Just FYI, the link above (http://pwnee.com/Sequences/list.html) currently 404's.
Thanks for the tips! I've been playing with the Alchemy API for NLP (http://www.alchemyapi.com/) and an API called DayLife (http://developer.daylife.com/) for news sources, etc.
I'm trying to do my best to make it as un-spammy as possible, but how far I can get with that remains to be seen. I have a plan to take advantage of the inverted pyramid story structure so common in news reporting, along with entity extraction on the paragraph level, to get something out of it that's more or less readable. I'll post an example when my prototype works.
I've started working on a project to see if I can make a computer program which can generate a reasonably readable article on a given subject automatically. It's all a big mashup of various news and natural language processing APIs.
I've also discovered that there's a whole bunch of public domain motion graphics assets on the web designed for use in christian churches, so I've been making a series of "Inspiring Quotations" youtube videos out of them. Stuff like Nietzsche, Anton LaVey, horrifying bible verses, and so on. So far I've finished seven, and I have enough material for probably a dozen more.
Here's a link: http://www.youtube.com/user/inspiringquotations
I agree with this point as well, and I think it bears emphasizing.
Awhile ago, I had a series of conversations with a friend who was having problems with people in her workplace. She would complain along the lines of, "I just can't believe that X would just shuffle a problem over to my desk. It was X's responsibility to solve the problem; X must be trying to get me in trouble with the boss."
Or similar formulations.
It gradually became clear that her go-to modality was to think that if other people aggravated her, it was because they were doing it on purpose.
I pointed out to her that practically nobody in the world enjoys maliciousness, meanness, etc. and that, given the choice of ascribing a person's actions to maliciousness, when it was just as plausible that the real motivation was thoughtlessness, misunderstanding, or ignorance, one should only opt for maliciousness if there's a number of REALLY GOOD REASONS to think the person would behave that way.
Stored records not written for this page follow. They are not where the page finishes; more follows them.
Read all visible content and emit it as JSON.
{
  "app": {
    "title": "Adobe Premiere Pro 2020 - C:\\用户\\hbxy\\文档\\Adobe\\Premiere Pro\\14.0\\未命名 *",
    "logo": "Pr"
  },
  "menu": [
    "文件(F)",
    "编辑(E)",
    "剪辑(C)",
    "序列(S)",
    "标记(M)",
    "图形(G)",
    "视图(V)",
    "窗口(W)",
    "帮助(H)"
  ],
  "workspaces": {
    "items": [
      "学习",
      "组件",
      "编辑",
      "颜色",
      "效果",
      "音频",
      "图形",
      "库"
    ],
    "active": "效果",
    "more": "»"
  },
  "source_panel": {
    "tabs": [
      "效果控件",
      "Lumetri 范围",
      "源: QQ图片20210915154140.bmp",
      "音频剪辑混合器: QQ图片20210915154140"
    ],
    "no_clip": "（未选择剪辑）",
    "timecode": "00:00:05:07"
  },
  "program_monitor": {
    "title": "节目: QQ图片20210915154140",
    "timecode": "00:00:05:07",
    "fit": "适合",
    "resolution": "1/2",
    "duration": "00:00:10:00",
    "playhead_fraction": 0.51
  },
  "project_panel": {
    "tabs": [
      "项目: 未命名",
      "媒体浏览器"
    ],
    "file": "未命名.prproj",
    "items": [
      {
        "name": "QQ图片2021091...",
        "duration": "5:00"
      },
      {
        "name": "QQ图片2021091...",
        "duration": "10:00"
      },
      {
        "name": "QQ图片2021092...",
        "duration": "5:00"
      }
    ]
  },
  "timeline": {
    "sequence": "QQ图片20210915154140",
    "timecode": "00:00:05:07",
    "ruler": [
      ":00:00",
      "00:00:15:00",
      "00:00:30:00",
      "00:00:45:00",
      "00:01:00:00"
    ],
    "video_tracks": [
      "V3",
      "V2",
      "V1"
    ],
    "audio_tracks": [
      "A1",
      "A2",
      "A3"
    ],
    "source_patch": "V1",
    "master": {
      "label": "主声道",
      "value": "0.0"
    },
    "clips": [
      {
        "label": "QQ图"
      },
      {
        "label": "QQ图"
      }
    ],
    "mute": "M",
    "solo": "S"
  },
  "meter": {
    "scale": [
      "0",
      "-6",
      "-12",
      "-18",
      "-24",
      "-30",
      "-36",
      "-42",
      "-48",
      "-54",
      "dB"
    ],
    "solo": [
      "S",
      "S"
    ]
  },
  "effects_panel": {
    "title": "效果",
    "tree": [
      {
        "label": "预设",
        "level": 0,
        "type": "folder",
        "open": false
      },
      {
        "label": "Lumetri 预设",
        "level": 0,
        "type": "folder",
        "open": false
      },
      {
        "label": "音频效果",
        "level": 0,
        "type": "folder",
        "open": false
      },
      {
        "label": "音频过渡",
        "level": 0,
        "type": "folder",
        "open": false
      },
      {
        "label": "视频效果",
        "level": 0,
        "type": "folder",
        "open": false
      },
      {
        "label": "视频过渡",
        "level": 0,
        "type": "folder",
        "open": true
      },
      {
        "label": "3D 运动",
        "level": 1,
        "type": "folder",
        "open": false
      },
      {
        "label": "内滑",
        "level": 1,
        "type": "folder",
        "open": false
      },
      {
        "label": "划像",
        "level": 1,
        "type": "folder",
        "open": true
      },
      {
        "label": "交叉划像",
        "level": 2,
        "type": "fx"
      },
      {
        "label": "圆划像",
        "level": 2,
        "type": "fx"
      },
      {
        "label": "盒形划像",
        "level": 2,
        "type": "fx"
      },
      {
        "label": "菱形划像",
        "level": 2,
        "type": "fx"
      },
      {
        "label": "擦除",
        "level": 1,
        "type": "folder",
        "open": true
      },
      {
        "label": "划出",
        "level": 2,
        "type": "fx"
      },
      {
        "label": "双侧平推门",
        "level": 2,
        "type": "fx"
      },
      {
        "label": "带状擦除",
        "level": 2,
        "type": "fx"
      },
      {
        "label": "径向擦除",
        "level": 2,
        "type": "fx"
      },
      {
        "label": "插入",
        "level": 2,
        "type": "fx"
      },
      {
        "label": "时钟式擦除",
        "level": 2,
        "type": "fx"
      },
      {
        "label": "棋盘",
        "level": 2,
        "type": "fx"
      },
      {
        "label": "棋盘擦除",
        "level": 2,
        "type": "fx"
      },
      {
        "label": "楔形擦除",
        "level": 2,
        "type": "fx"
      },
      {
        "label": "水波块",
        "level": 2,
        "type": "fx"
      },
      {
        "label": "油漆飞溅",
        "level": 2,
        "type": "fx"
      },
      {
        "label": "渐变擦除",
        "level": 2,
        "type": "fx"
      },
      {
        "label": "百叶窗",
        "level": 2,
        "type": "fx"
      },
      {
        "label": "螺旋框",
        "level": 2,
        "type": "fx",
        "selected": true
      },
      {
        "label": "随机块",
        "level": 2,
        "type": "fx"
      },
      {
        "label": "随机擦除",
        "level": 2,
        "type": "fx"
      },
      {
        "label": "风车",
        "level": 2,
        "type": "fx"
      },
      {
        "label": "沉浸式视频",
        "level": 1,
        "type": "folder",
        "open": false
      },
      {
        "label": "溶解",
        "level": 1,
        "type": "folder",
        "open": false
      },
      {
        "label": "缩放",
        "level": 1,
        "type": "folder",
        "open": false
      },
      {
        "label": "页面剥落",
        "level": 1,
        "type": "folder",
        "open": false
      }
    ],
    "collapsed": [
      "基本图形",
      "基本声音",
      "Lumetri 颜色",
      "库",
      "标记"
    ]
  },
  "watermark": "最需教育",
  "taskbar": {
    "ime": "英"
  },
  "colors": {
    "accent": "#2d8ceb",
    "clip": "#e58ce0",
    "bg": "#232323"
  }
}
Ultimately, we all want to get along with those around us. Usually, when we don't, it's misunderstanding to blame.
Alas, I can't make it to this one. Hope everyone has a good time!
I couldn't agree more. I find it moderately offensive when someone says, "Bless you," when I sneeze. First, because of the religious implications, second, because they certainly haven't thought before speaking, and third, because it's never crossed their minds that I COULD be offended by unthinking, religious invocations.
This is an interesting thread.
Here's a difference between the British-salmon and Muslim-Mohammed scenarios.
In the British scenario, you've postulated that the British politely ask the rest of the world to refrain from waving photos of salmon in their faces.
In the Muslim scenario, the ultra-religious are DEMANDING that the rest of the world obey their edicts on what is appropriate to draw.
I personally feel a very visceral reaction when I'm told that I'm not allowed to draw/write about/think about something. "Who are you," I think, "to presume to tell me what I can and can't express? Just who do you think you are that you get to have that sort of control over my expressions?"
My gut instinct then, is to write/draw/think about/talk about that forbidden thing.
It's the difference between a suggestion and a command. Were the Muslim community to say something like, "Ok, do as you please, but for the sake of civility, we hope you'll refrain from exposing us to the images of Mohammed you might create," you know, I'd probably say sure, ok. That's civilized. But to say, "You may not, UNDER THREAT OF DEATH, make any images or jokes about X," that's just too dictatorial for me to accept, on any level.
I concur. In my opinion, men are best served by a proper barber, not by a "hair stylist" at a strip mall Fantastic Sam's.
A good barber knows not only what kind of haircuts look fashionable for men, but the also how to cut the hair so it's easy to maintain. You know you've found a decent barber when you get a hot lather and straight-razor shave for your neckline at the end of the cut.
Further, a good barber won't charge more than $20 for a haircut. $15 is average. I pay $18, but I really like the place.
This from a fellow who averaged one haircut a year for 15 years, and now keeps it cut rather short.
Regarding "whether WikiLeaks leader Julian Assange is a journalist, or can be prosecuted for espionage..."
Turns out there are different kinds of legal protections for journalists -- shield laws, for instance, which protect a journalist from having to reveal an anonymous source -- which don't apply to "non-journalists", whatever that might be in a world with twitter, blogs, etc. A private citizen emailing secret documents to someone without proper clearance can be prosecuted for it; a journalist publishing classified documents that were passed to her cannot be prosecuted.
So the question should be something more like, "Should Julian Assange be afforded the same legal protections as a journalist, or is he something other than that, to which such protections do not apply."
This meetup was a good time. It was nice to meet everyone, and I'll certainly make it to the next one.